Tiger poachers’ bid foiled, arrested in Tamil Nadu
MYSORE: For some time now, the forest department was continuously watching the movement of outsiders on the fringes of the BRT wildlife sanctuary bordering Tamil Nadu.
The Hindi-speaking outsiders were under the scanner following alerts that a gang could be trying to strike in the tiger reserve. The continuous efforts have paid off as the forest department busted a team of inter-state poachers that was active in the Karnataka. Luckily, the team has been nabbed before any big cat has fallen prey to them.
What’s alarming is that the gang has a past record: They are wanted in wildlife crimes in other states and the Wildlife Crime Control Bureau (WLCCB) is now scanning the accused. At least one of the six arrested is facing a wildlife offence at Arunachal Pradesh, sources told The Sunday Times of India.
It is not clear yet whether they had killed any tigers in India, they stated. “There were regular alerts and we took them seriously beefing up security at the field level. We nabbed them at Gundal forests,” they added.
Though the security was put on alert, the gang had managed to infiltrate inside the tiger reserve spread over 539.52 square kilometers bordering TN. This comes barely four weeks after a six months old tiger cub was poached in the area. But the poachers were localities who were arrested on June 13. The gang is busted based on alerts from National Tiger Conservation Authority (NTCA). The operation was assisted by the Chennai-based WLCCB.

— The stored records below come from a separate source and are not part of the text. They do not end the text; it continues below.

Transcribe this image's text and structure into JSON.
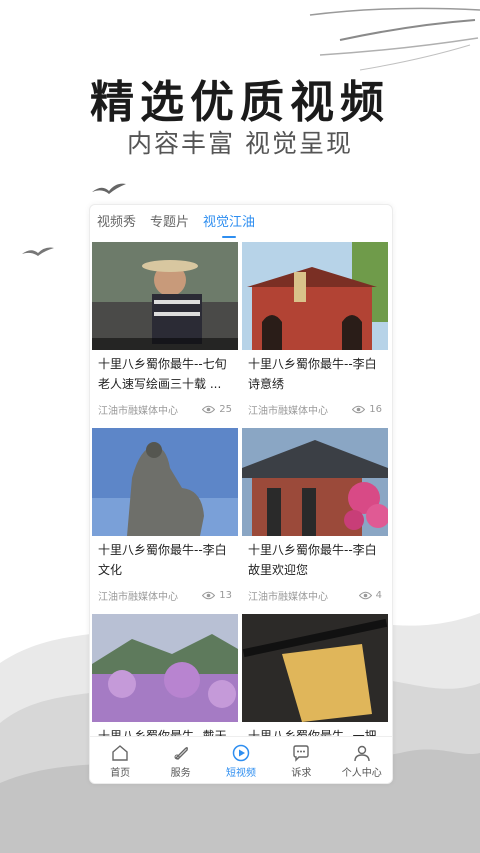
{
  "promo": {
    "headline": "精选优质视频",
    "subheadline": "内容丰富 视觉呈现"
  },
  "tabs": [
    {
      "label": "视频秀",
      "active": false
    },
    {
      "label": "专题片",
      "active": false
    },
    {
      "label": "视觉江油",
      "active": true
    }
  ],
  "videos": [
    {
      "title": "十里八乡蜀你最牛--七旬老人速写绘画三十载 ...",
      "source": "江油市融媒体中心",
      "views": "25",
      "thumb": "painter-icon"
    },
    {
      "title": "十里八乡蜀你最牛--李白诗意绣",
      "source": "江油市融媒体中心",
      "views": "16",
      "thumb": "temple-gate-icon"
    },
    {
      "title": "十里八乡蜀你最牛--李白文化",
      "source": "江油市融媒体中心",
      "views": "13",
      "thumb": "statue-icon"
    },
    {
      "title": "十里八乡蜀你最牛--李白故里欢迎您",
      "source": "江油市融媒体中心",
      "views": "4",
      "thumb": "pavilion-icon"
    },
    {
      "title": "十里八乡蜀你最牛--戴天",
      "source": "",
      "views": "",
      "thumb": "blossom-mountain-icon"
    },
    {
      "title": "十里八乡蜀你最牛--一把",
      "source": "",
      "views": "",
      "thumb": "craft-icon"
    }
  ],
  "nav": [
    {
      "label": "首页",
      "icon": "home-icon",
      "active": false
    },
    {
      "label": "服务",
      "icon": "service-icon",
      "active": false
    },
    {
      "label": "短视频",
      "icon": "play-icon",
      "active": true
    },
    {
      "label": "诉求",
      "icon": "chat-icon",
      "active": false
    },
    {
      "label": "个人中心",
      "icon": "user-icon",
      "active": false
    }
  ],
  "colors": {
    "accent": "#2e8ef0",
    "text": "#222222",
    "muted": "#9a9a9a"
  }
}
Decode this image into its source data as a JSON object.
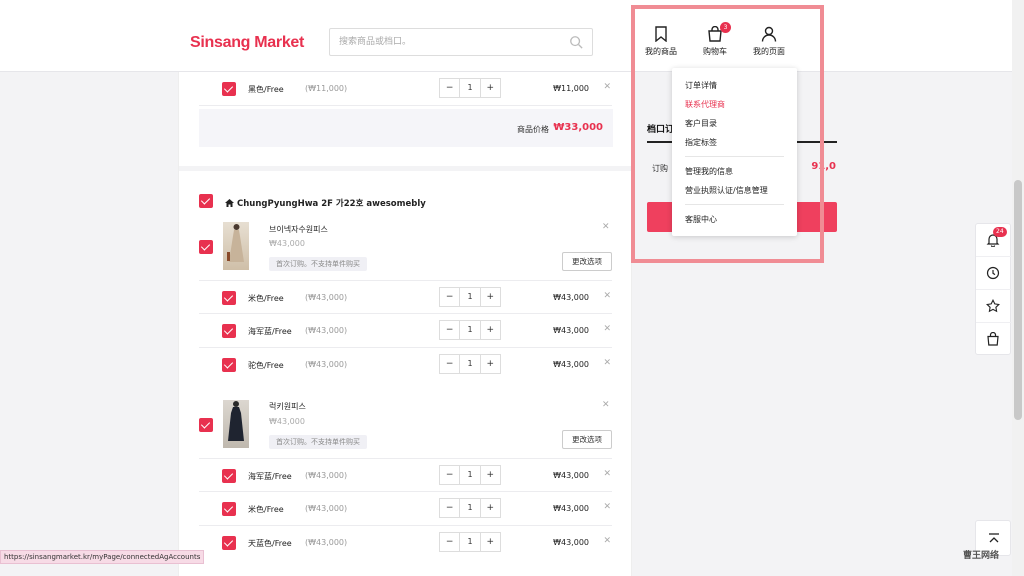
{
  "header": {
    "logo_text": "Sinsang Market",
    "search_placeholder": "搜索商品或档口。",
    "nav": {
      "my_products": "我的商品",
      "cart": "购物车",
      "cart_count": "3",
      "my_page": "我的页面"
    }
  },
  "dropdown": {
    "items": [
      "订单详情",
      "联系代理商",
      "客户目录",
      "指定标签",
      "管理我的信息",
      "营业执照认证/信息管理",
      "客服中心"
    ]
  },
  "cart": {
    "top_option": {
      "name": "黑色/Free",
      "unit_price": "(₩11,000)",
      "qty": "1",
      "price": "₩11,000"
    },
    "subtotal_label": "商品价格",
    "subtotal_value": "₩33,000",
    "store_name": "ChungPyungHwa 2F 가22호 awesomebly",
    "products": [
      {
        "title": "브이넥자수원피스",
        "price": "₩43,000",
        "tag": "首次订购。不支持单件购买",
        "change_label": "更改选项",
        "options": [
          {
            "name": "米色/Free",
            "unit_price": "(₩43,000)",
            "qty": "1",
            "price": "₩43,000"
          },
          {
            "name": "海军蓝/Free",
            "unit_price": "(₩43,000)",
            "qty": "1",
            "price": "₩43,000"
          },
          {
            "name": "驼色/Free",
            "unit_price": "(₩43,000)",
            "qty": "1",
            "price": "₩43,000"
          }
        ]
      },
      {
        "title": "럭키원피스",
        "price": "₩43,000",
        "tag": "首次订购。不支持单件购买",
        "change_label": "更改选项",
        "options": [
          {
            "name": "海军蓝/Free",
            "unit_price": "(₩43,000)",
            "qty": "1",
            "price": "₩43,000"
          },
          {
            "name": "米色/Free",
            "unit_price": "(₩43,000)",
            "qty": "1",
            "price": "₩43,000"
          },
          {
            "name": "天蓝色/Free",
            "unit_price": "(₩43,000)",
            "qty": "1",
            "price": "₩43,000"
          }
        ]
      }
    ]
  },
  "summary": {
    "title": "档口订",
    "label": "订购",
    "value": "91,0"
  },
  "float": {
    "notif_count": "24"
  },
  "status_url": "https://sinsangmarket.kr/myPage/connectedAgAccounts",
  "watermark": "曹王网络",
  "colors": {
    "accent": "#e8314f",
    "highlight": "#f08c94"
  }
}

According to BRT tiger reserve director Vijay Mohan Raj, the inter-state poachers hail from Haryana and were sent to Karnataka to poach tigers. All the arrested are from Panchkula district. The arrested are Jagadeesh (30), Jaler Singh (45), Lakumichand (26), Rothas (20), Pappu (30) and Bimla Devi (30). The accused during questioning have revealed that they have been specifically sent by Balcu and Periya of Haryana, who are suspected to be the gang’s kingpins, with specific instructions and route map on how to reach BRT sanctuary, the conservator of forests, said. They had made a temporary camp outside the tiger reserve along with other nomadic families selling plastic flowers. They operated from the forest fringe.
They have revealed that they were inside the jungle for 6 days and had carried out reconnaissance to familiarize themselves with the terrain and movement of tigers, the officials stated. Gundal forest from where they were picked up is on the periphery of the tiger reserve in Chamarajnagar district.
They camped in a narrow cave deep inside the valley to avoid detection by the patrolling staff. The gang had setup three jaw traps, which they call ‘Khadka’ at different locations in the forest. The forest officials took them to the spots where the jaw traps were active and disarmed them.
That the gang is professional was revealed by their modus-operandi: The jaw traps were set and made active only during the night hours. During morning hours, the team would enter the forested area and dismantled them and keep them hidden at a nearby place for subsequent use in the evening. If a tiger gets trapped in the jaw trap, they planned to kill it. Each of the gang members are expert trackers and possess skills like setting up of traps, de-skinning and curing of the skin. The protected areas having tiger population are specifically targeted by the gang, which is suspected to be part of national and possibly the international network, Vijay Mohan Raj said.